→ Task instructions
Write only how many lines in this data include "Solutions".

→ The data

[Start of section]

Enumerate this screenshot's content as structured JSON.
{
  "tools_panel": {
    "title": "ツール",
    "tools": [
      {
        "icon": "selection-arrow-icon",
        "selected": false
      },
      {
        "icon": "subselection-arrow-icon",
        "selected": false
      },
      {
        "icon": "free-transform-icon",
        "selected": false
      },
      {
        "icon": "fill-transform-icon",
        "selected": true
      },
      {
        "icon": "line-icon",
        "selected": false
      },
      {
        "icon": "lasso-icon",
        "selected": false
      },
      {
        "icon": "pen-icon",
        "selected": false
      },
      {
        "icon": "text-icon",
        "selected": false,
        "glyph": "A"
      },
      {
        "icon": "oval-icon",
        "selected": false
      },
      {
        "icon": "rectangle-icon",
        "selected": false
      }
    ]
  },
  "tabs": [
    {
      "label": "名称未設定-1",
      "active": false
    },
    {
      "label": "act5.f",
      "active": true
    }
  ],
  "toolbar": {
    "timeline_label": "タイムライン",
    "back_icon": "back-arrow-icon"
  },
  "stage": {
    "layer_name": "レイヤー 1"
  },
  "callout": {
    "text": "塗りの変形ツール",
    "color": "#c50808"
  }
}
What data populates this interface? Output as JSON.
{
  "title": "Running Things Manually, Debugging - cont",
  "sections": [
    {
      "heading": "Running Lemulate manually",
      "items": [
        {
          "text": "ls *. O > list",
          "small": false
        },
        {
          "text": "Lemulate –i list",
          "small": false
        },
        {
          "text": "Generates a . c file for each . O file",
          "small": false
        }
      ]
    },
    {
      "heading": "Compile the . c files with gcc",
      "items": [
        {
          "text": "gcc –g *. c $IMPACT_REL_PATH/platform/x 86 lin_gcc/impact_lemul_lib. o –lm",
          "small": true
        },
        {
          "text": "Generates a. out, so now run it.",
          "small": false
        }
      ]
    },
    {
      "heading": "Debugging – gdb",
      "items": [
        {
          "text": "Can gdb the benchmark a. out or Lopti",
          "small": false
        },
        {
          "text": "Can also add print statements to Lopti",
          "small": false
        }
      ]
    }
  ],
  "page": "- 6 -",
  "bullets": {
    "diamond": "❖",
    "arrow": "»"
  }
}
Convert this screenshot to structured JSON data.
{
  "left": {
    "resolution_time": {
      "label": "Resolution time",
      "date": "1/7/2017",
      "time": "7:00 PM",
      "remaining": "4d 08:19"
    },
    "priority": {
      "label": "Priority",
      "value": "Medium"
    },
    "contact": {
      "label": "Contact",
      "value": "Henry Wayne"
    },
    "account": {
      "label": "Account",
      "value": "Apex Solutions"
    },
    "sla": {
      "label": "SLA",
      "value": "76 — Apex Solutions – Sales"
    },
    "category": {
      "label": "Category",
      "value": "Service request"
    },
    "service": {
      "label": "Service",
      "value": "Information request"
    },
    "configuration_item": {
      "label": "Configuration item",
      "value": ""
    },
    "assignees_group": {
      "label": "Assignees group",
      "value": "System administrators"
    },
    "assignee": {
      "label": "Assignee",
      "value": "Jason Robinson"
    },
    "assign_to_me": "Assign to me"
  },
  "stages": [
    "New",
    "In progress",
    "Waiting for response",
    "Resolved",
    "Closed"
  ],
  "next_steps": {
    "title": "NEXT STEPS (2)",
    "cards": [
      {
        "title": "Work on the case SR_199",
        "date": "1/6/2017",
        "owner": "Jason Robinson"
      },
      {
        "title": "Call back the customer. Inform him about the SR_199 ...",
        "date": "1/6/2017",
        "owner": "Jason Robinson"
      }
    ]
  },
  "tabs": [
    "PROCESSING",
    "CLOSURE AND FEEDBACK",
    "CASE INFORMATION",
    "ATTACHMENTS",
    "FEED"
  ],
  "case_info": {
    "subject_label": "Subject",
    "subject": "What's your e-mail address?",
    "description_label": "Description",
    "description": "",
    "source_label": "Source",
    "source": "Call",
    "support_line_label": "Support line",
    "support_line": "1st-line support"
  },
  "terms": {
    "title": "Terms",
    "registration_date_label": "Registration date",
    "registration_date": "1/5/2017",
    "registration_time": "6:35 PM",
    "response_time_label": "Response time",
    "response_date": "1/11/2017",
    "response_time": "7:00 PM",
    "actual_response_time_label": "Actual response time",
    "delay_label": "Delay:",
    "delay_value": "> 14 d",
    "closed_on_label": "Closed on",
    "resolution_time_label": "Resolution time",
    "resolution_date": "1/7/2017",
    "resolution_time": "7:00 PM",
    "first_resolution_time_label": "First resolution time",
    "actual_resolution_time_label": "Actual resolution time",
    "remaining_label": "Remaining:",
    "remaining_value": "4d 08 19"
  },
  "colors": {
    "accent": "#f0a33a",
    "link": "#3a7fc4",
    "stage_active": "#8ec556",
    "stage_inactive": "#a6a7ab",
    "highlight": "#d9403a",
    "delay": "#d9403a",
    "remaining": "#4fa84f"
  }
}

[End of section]

→ Answer box
2